The progress of cholera elimination in Zimbabwe was presented by Portia MANANGAZIRA, Director Epidemiology and Disease Control, Ministry of Health and Child Care, Zimbabwe. In May 2020, Zimbabwe received Independent Review Panel GTFCC recommendations for the National Multi-sectoral cholera Elimination Plan (2018-2028), making Zimbabwe the first country in the WHO Africa Region to reach this stage of plan review. The country has identified 81 of 1,200 wards (the administrative unit located below the district level), located in 16 districts, as cholera hotspots to target multi-sectoral interventions. According to the ambitious objectives, the country plans to reduce cholera cases by 50% during the phase 2019-2021 and by 100% during the phase 2022-2024, with nationwide cholera elimination anticipated in 2025-2028.

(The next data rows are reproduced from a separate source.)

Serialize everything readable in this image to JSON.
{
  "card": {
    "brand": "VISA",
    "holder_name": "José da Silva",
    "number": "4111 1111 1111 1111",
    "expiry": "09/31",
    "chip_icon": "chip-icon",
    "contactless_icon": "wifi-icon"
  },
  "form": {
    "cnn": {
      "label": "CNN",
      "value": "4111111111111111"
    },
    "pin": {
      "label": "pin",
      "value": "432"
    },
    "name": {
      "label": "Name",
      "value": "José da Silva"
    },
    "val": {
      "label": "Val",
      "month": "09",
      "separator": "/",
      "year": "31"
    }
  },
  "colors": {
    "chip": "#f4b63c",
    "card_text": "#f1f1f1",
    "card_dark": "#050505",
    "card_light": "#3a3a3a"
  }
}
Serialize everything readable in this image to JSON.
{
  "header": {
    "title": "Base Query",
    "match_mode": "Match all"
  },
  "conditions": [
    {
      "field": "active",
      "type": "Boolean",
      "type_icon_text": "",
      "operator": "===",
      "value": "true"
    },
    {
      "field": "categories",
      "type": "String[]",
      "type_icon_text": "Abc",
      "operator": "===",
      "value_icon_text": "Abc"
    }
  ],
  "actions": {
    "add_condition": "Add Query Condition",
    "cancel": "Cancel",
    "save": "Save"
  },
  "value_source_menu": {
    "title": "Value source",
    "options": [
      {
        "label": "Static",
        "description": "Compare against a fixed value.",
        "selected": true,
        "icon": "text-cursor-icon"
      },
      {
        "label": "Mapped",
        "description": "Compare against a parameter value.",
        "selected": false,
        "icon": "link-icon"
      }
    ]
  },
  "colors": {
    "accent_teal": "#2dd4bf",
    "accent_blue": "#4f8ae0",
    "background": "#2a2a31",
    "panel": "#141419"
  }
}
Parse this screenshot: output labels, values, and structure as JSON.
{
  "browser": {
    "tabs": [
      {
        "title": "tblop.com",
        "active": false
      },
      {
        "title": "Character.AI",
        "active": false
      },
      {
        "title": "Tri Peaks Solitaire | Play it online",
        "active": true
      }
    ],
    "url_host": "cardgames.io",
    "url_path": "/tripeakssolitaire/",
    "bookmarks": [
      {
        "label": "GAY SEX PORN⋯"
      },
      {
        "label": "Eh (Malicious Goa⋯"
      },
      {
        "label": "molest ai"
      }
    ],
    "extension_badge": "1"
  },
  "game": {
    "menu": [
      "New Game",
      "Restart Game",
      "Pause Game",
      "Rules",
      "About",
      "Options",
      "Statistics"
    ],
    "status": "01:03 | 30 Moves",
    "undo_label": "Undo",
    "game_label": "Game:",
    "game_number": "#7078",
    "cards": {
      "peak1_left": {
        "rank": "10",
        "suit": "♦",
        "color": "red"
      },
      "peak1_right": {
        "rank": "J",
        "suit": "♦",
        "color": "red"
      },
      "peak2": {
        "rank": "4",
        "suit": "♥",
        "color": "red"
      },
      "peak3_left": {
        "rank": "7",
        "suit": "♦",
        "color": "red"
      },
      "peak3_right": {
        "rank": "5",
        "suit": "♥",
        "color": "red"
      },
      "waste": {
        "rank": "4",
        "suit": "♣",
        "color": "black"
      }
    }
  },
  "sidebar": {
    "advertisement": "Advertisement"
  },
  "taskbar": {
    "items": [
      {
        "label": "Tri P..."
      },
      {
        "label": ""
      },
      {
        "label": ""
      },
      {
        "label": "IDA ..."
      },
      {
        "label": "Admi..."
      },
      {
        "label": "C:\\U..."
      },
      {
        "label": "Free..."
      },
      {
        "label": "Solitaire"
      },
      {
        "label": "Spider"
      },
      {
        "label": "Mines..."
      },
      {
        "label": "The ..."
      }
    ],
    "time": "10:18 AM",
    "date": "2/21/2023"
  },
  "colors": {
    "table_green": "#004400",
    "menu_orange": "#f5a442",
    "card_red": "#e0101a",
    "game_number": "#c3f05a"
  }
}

From Haiti, Patrick DELY, Director of Epidemiology, Laboratory and Investigation, Ministère de la Santé Publique et de la Population presented an overview of the progress to eliminate cholera in the country. Although over 820,000 suspected cases have been reported in Haiti since 2010, no cholera cases have been confirmed in Haiti since January 2019. Strong epidemic surveillance efforts to guide response measures and rapid intervention teams have been critical to controlling the cholera epidemic. To enhance preparedness efforts in case of cholera resurgence, the country has strengthened laboratory capacities. Five peripheral laboratories are being equipped to test stool samples by culture and perform antimicrobial sensitivity tests, and a new system to sample suspected acute watery diarrhea cases is being implemented. Disease surveillance capacity is also being strengthened with the establishment of an improved early warning and response system that consists of indicator- and event-based surveillance to assure the rapid detection of cholera-related events. The country aims to obtain the cholera elimination certificate in 2022.
Finally, Dr. Sanya Tahmina Jhora, the Additional Director General, Directorate General of Health Service, Bangladesh, presented the success of reactive and preventive OCV campaigns to control cholera carried out in Dhaka and Cox’s Bazar.
In addition to the country presentations, other partners such as WaterAid, Gavi, the US Centers for Disease Control and Prevention (CDC), the Bill & Melinda Gates Foundation, the Swiss Agency for Development and Cooperation, International Federation of Red Cross and Red Crescent Societies, and Sanitation and Water for All reiterated their continued support to end cholera by 2030. Videos and presentations from the virtual event can be found on the Mérieux Foundation website.